# TASK REQUIREMENTS:
Reproduce all the records word for word. Omit images.

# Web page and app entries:
═══

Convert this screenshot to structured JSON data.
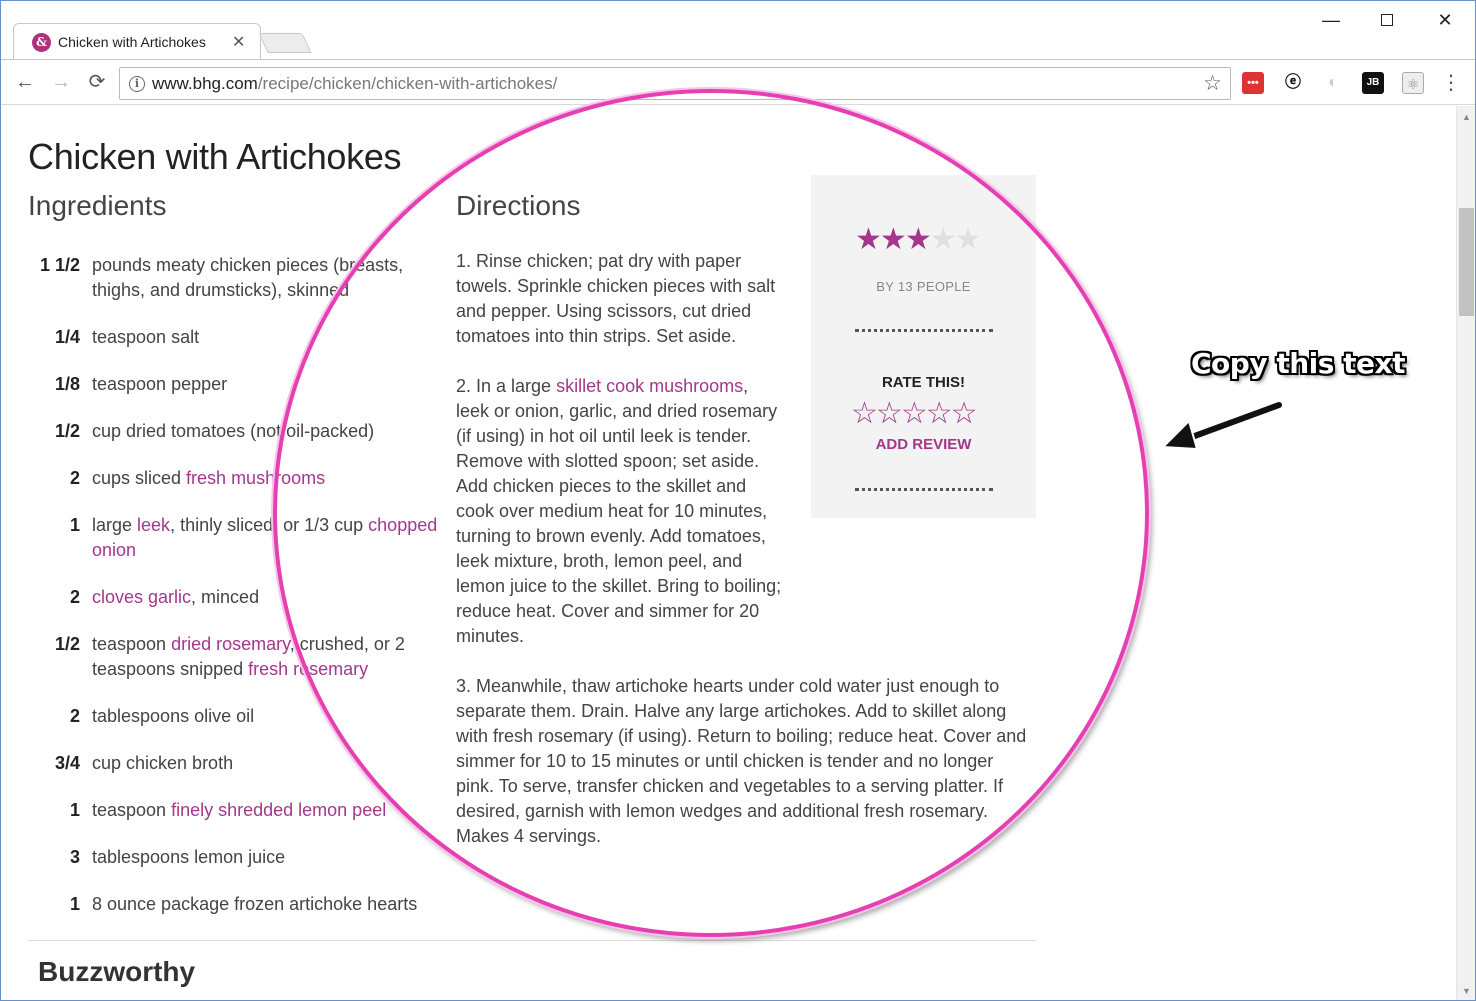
{
  "browser": {
    "tab_title": "Chicken with Artichokes",
    "tab_favicon": "&",
    "url_domain": "www.bhg.com",
    "url_path": "/recipe/chicken/chicken-with-artichokes/",
    "extensions": [
      "lastpass-icon",
      "evernote-icon",
      "extension-icon",
      "jetbrains-icon",
      "react-devtools-icon"
    ]
  },
  "recipe": {
    "title": "Chicken with Artichokes",
    "ingredients_heading": "Ingredients",
    "directions_heading": "Directions",
    "ingredients": [
      {
        "qty": "1 1/2",
        "parts": [
          {
            "t": "pounds meaty chicken pieces (breasts, thighs, and drumsticks), skinned"
          }
        ]
      },
      {
        "qty": "1/4",
        "parts": [
          {
            "t": "teaspoon salt"
          }
        ]
      },
      {
        "qty": "1/8",
        "parts": [
          {
            "t": "teaspoon pepper"
          }
        ]
      },
      {
        "qty": "1/2",
        "parts": [
          {
            "t": "cup dried tomatoes (not oil-packed)"
          }
        ]
      },
      {
        "qty": "2",
        "parts": [
          {
            "t": "cups sliced "
          },
          {
            "t": "fresh mushrooms",
            "link": true
          }
        ]
      },
      {
        "qty": "1",
        "parts": [
          {
            "t": "large "
          },
          {
            "t": "leek",
            "link": true
          },
          {
            "t": ", thinly sliced, or 1/3 cup "
          },
          {
            "t": "chopped onion",
            "link": true
          }
        ]
      },
      {
        "qty": "2",
        "parts": [
          {
            "t": "cloves garlic",
            "link": true
          },
          {
            "t": ", minced"
          }
        ]
      },
      {
        "qty": "1/2",
        "parts": [
          {
            "t": "teaspoon "
          },
          {
            "t": "dried rosemary",
            "link": true
          },
          {
            "t": ", crushed, or 2 teaspoons snipped "
          },
          {
            "t": "fresh rosemary",
            "link": true
          }
        ]
      },
      {
        "qty": "2",
        "parts": [
          {
            "t": "tablespoons olive oil"
          }
        ]
      },
      {
        "qty": "3/4",
        "parts": [
          {
            "t": "cup chicken broth"
          }
        ]
      },
      {
        "qty": "1",
        "parts": [
          {
            "t": "teaspoon "
          },
          {
            "t": "finely shredded lemon peel",
            "link": true
          }
        ]
      },
      {
        "qty": "3",
        "parts": [
          {
            "t": "tablespoons lemon juice"
          }
        ]
      },
      {
        "qty": "1",
        "parts": [
          {
            "t": "8 ounce package frozen artichoke hearts"
          }
        ]
      }
    ],
    "directions": [
      {
        "width": "narrow",
        "parts": [
          {
            "t": "1.  Rinse chicken; pat dry with paper towels. Sprinkle chicken pieces with salt and pepper. Using scissors, cut dried tomatoes into thin strips. Set aside."
          }
        ]
      },
      {
        "width": "narrow",
        "parts": [
          {
            "t": "2.  In a large "
          },
          {
            "t": "skillet cook mushrooms",
            "link": true
          },
          {
            "t": ", leek or onion, garlic, and dried rosemary (if using) in hot oil until leek is tender. Remove with slotted spoon; set aside. Add chicken pieces to the skillet and cook over medium heat for 10 minutes, turning to brown evenly. Add tomatoes, leek mixture, broth, lemon peel, and lemon juice to the skillet. Bring to boiling; reduce heat. Cover and simmer for 20 minutes."
          }
        ]
      },
      {
        "width": "wide",
        "parts": [
          {
            "t": "3.  Meanwhile, thaw artichoke hearts under cold water just enough to separate them. Drain. Halve any large artichokes. Add to skillet along with fresh rosemary (if using). Return to boiling; reduce heat. Cover and simmer for 10 to 15 minutes or until chicken is tender and no longer pink. To serve, transfer chicken and vegetables to a serving platter. If desired, garnish with lemon wedges and additional fresh rosemary. Makes 4 servings."
          }
        ]
      }
    ],
    "rating": {
      "value": 3,
      "max": 5,
      "by_people": "BY 13 PEOPLE",
      "rate_label": "RATE THIS!",
      "add_review": "ADD REVIEW"
    },
    "next_section": "Buzzworthy"
  },
  "annotation": {
    "callout": "Copy this text",
    "circle_color": "#e53fb2"
  },
  "colors": {
    "accent": "#a4378c",
    "star_off": "#e0e0e0"
  }
}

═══

# ANSWER FOR THIS EXERCISE:
Convert this screenshot to structured JSON data.
{
  "browser": {
    "tab_title": "Chicken with Artichokes",
    "tab_favicon": "&",
    "url_domain": "www.bhg.com",
    "url_path": "/recipe/chicken/chicken-with-artichokes/",
    "extensions": [
      "lastpass-icon",
      "evernote-icon",
      "extension-icon",
      "jetbrains-icon",
      "react-devtools-icon"
    ]
  },
  "recipe": {
    "title": "Chicken with Artichokes",
    "ingredients_heading": "Ingredients",
    "directions_heading": "Directions",
    "ingredients": [
      {
        "qty": "1 1/2",
        "parts": [
          {
            "t": "pounds meaty chicken pieces (breasts, thighs, and drumsticks), skinned"
          }
        ]
      },
      {
        "qty": "1/4",
        "parts": [
          {
            "t": "teaspoon salt"
          }
        ]
      },
      {
        "qty": "1/8",
        "parts": [
          {
            "t": "teaspoon pepper"
          }
        ]
      },
      {
        "qty": "1/2",
        "parts": [
          {
            "t": "cup dried tomatoes (not oil-packed)"
          }
        ]
      },
      {
        "qty": "2",
        "parts": [
          {
            "t": "cups sliced "
          },
          {
            "t": "fresh mushrooms",
            "link": true
          }
        ]
      },
      {
        "qty": "1",
        "parts": [
          {
            "t": "large "
          },
          {
            "t": "leek",
            "link": true
          },
          {
            "t": ", thinly sliced, or 1/3 cup "
          },
          {
            "t": "chopped onion",
            "link": true
          }
        ]
      },
      {
        "qty": "2",
        "parts": [
          {
            "t": "cloves garlic",
            "link": true
          },
          {
            "t": ", minced"
          }
        ]
      },
      {
        "qty": "1/2",
        "parts": [
          {
            "t": "teaspoon "
          },
          {
            "t": "dried rosemary",
            "link": true
          },
          {
            "t": ", crushed, or 2 teaspoons snipped "
          },
          {
            "t": "fresh rosemary",
            "link": true
          }
        ]
      },
      {
        "qty": "2",
        "parts": [
          {
            "t": "tablespoons olive oil"
          }
        ]
      },
      {
        "qty": "3/4",
        "parts": [
          {
            "t": "cup chicken broth"
          }
        ]
      },
      {
        "qty": "1",
        "parts": [
          {
            "t": "teaspoon "
          },
          {
            "t": "finely shredded lemon peel",
            "link": true
          }
        ]
      },
      {
        "qty": "3",
        "parts": [
          {
            "t": "tablespoons lemon juice"
          }
        ]
      },
      {
        "qty": "1",
        "parts": [
          {
            "t": "8 ounce package frozen artichoke hearts"
          }
        ]
      }
    ],
    "directions": [
      {
        "width": "narrow",
        "parts": [
          {
            "t": "1.  Rinse chicken; pat dry with paper towels. Sprinkle chicken pieces with salt and pepper. Using scissors, cut dried tomatoes into thin strips. Set aside."
          }
        ]
      },
      {
        "width": "narrow",
        "parts": [
          {
            "t": "2.  In a large "
          },
          {
            "t": "skillet cook mushrooms",
            "link": true
          },
          {
            "t": ", leek or onion, garlic, and dried rosemary (if using) in hot oil until leek is tender. Remove with slotted spoon; set aside. Add chicken pieces to the skillet and cook over medium heat for 10 minutes, turning to brown evenly. Add tomatoes, leek mixture, broth, lemon peel, and lemon juice to the skillet. Bring to boiling; reduce heat. Cover and simmer for 20 minutes."
          }
        ]
      },
      {
        "width": "wide",
        "parts": [
          {
            "t": "3.  Meanwhile, thaw artichoke hearts under cold water just enough to separate them. Drain. Halve any large artichokes. Add to skillet along with fresh rosemary (if using). Return to boiling; reduce heat. Cover and simmer for 10 to 15 minutes or until chicken is tender and no longer pink. To serve, transfer chicken and vegetables to a serving platter. If desired, garnish with lemon wedges and additional fresh rosemary. Makes 4 servings."
          }
        ]
      }
    ],
    "rating": {
      "value": 3,
      "max": 5,
      "by_people": "BY 13 PEOPLE",
      "rate_label": "RATE THIS!",
      "add_review": "ADD REVIEW"
    },
    "next_section": "Buzzworthy"
  },
  "annotation": {
    "callout": "Copy this text",
    "circle_color": "#e53fb2"
  },
  "colors": {
    "accent": "#a4378c",
    "star_off": "#e0e0e0"
  }
}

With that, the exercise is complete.